Is the proposed research question FINER? Does it address the "so what" factor?
Is the proposed research consistent with the student’s stage of research development?
Is the student’s writing and discussion the research of high scientific quality?
How well did the student describe and/or answer questions related to the:
- research design, subjects, intervention (if applicable), and methods, including data collection and management
- analytic plan including plans for descriptive, basic and multivariate statistics and sample size requirements
- protection of human subjects including: Human Subjects Involvement and Characteristics, Sources of Materials, Potential Risks, Recruitment and Informed Consent, Protections against Risk, Potential Benefits of the Proposed Research, Importance of the Knowledge to be Gained, and Data and Safety Monitoring Plan
- potential limitations and threats to validity and any plans to address them
- translational or policy implications of the proposed research.
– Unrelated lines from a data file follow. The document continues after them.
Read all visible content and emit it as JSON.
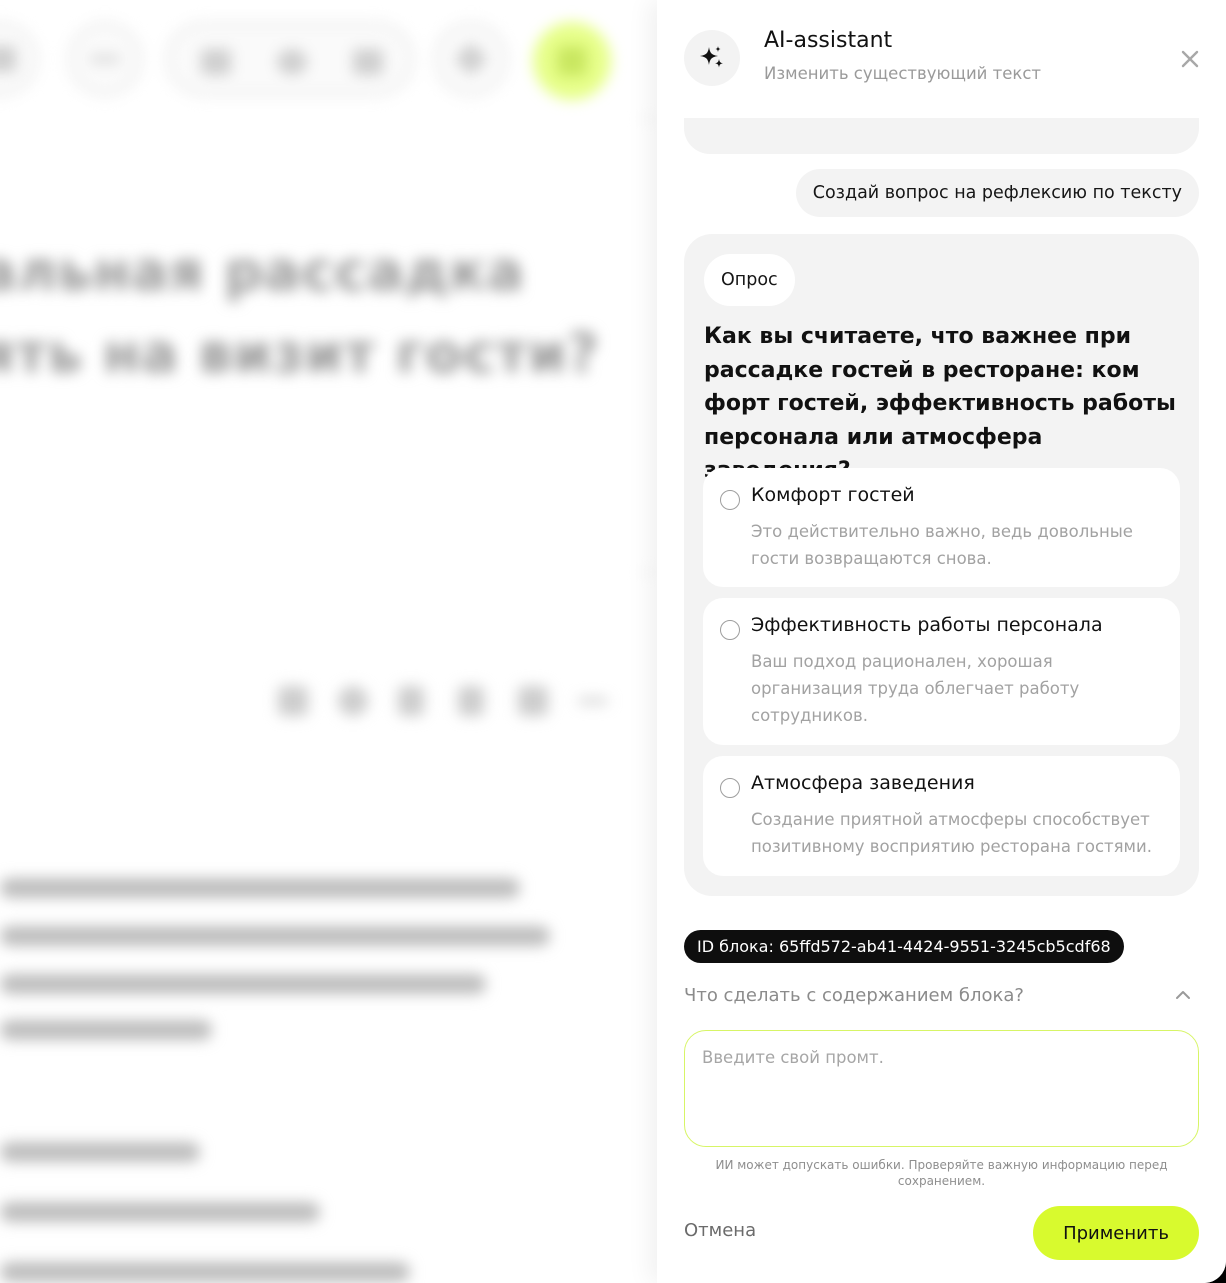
{
  "background": {
    "title_lines": [
      "альная рассадка",
      "ять на визит гости?"
    ],
    "colors": {
      "accent": "#d8fa2e",
      "accent_soft": "#e7ff8a"
    }
  },
  "assistant": {
    "title": "AI-assistant",
    "subtitle": "Изменить существующий текст",
    "icons": {
      "logo": "sparkle-icon",
      "close": "close-icon",
      "collapse": "chevron-up-icon"
    },
    "user_message": "Создай вопрос на рефлексию по тексту",
    "poll": {
      "tag": "Опрос",
      "question": "Как вы считаете, что важнее при рассадке гостей в ресторане: ком форт гостей, эффективность работы персонала или атмосфера заведения?",
      "options": [
        {
          "title": "Комфорт гостей",
          "description": "Это действительно важно, ведь довольные гости возвращаются снова."
        },
        {
          "title": "Эффективность работы персонала",
          "description": "Ваш подход рационален, хорошая организация труда облегчает работу сотрудников."
        },
        {
          "title": "Атмосфера заведения",
          "description": "Создание приятной атмосферы способствует позитивному восприятию ресторана гостями."
        }
      ]
    },
    "block_id_label": "ID блока: 65ffd572-ab41-4424-9551-3245cb5cdf68",
    "block_action_label": "Что сделать с содержанием блока?",
    "prompt": {
      "value": "",
      "placeholder": "Введите свой промт."
    },
    "disclaimer": "ИИ может допускать ошибки. Проверяйте важную информацию перед сохранением.",
    "cancel_label": "Отмена",
    "apply_label": "Применить"
  }
}
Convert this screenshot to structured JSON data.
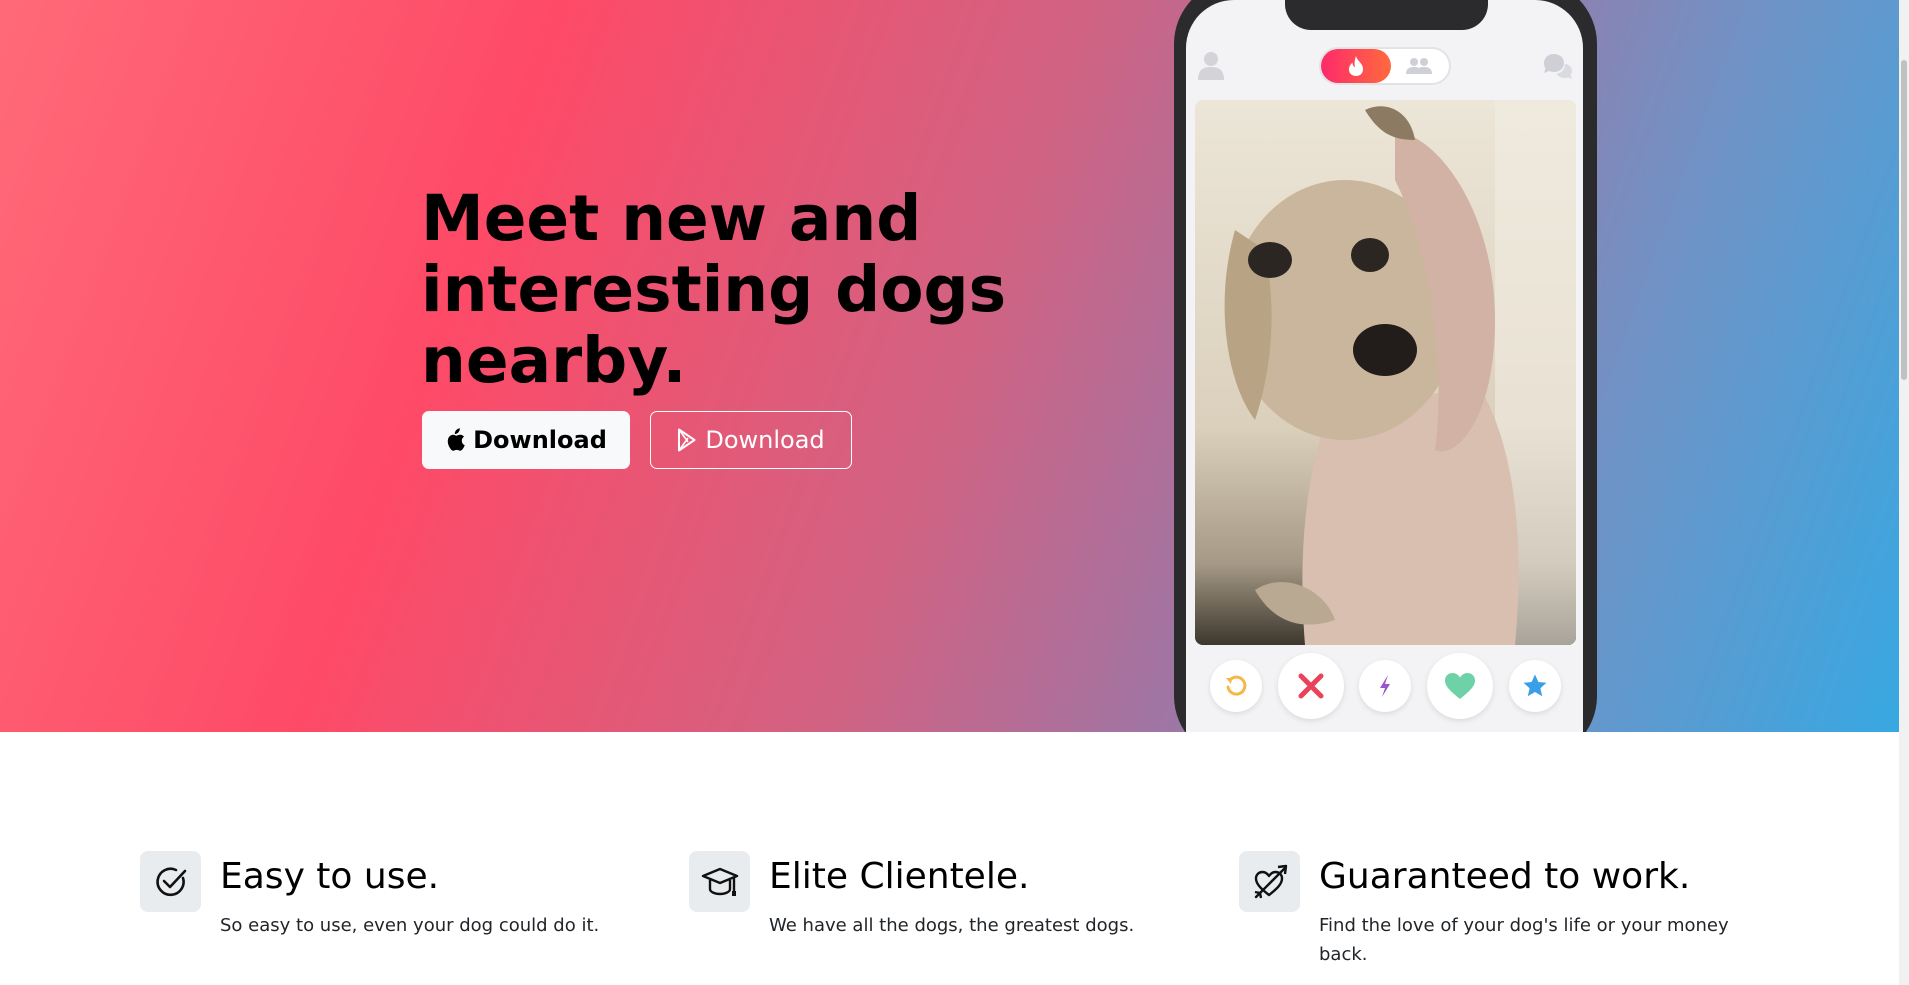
{
  "hero": {
    "headline": "Meet new and interesting dogs nearby.",
    "apple_button_label": "Download",
    "play_button_label": "Download"
  },
  "app_preview": {
    "profile_icon": "person-icon",
    "toggle_active_icon": "flame-icon",
    "toggle_inactive_icon": "group-icon",
    "chat_icon": "chat-bubbles-icon",
    "photo": "dog-photo",
    "actions": [
      "rewind-icon",
      "nope-icon",
      "boost-icon",
      "like-icon",
      "super-like-icon"
    ],
    "colors": {
      "toggle": "#fd2a6b",
      "rewind": "#f5b748",
      "nope": "#e94259",
      "boost": "#9b53c9",
      "like": "#6fd1a8",
      "super_like": "#3a9fe6"
    }
  },
  "features": [
    {
      "icon": "check-circle-icon",
      "title": "Easy to use.",
      "description": "So easy to use, even your dog could do it."
    },
    {
      "icon": "graduation-cap-icon",
      "title": "Elite Clientele.",
      "description": "We have all the dogs, the greatest dogs."
    },
    {
      "icon": "arrow-heart-icon",
      "title": "Guaranteed to work.",
      "description": "Find the love of your dog's life or your money back."
    }
  ]
}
The exam grade outcomes are: Pass (no revisions), Provisional Pass (revisions required with defined time line), and Fail. If revisions are required, the Chair will solicit comments from the other panel members and communicate them in writing to the student. The Chair will work with the student on a reasonable process and timeline for the revisions. In most cases, the student should be offered at least 30 days to make revisions. The final results will be sent to the Academic Advisor and CTS Program Specialist who will forward to the Graduate College.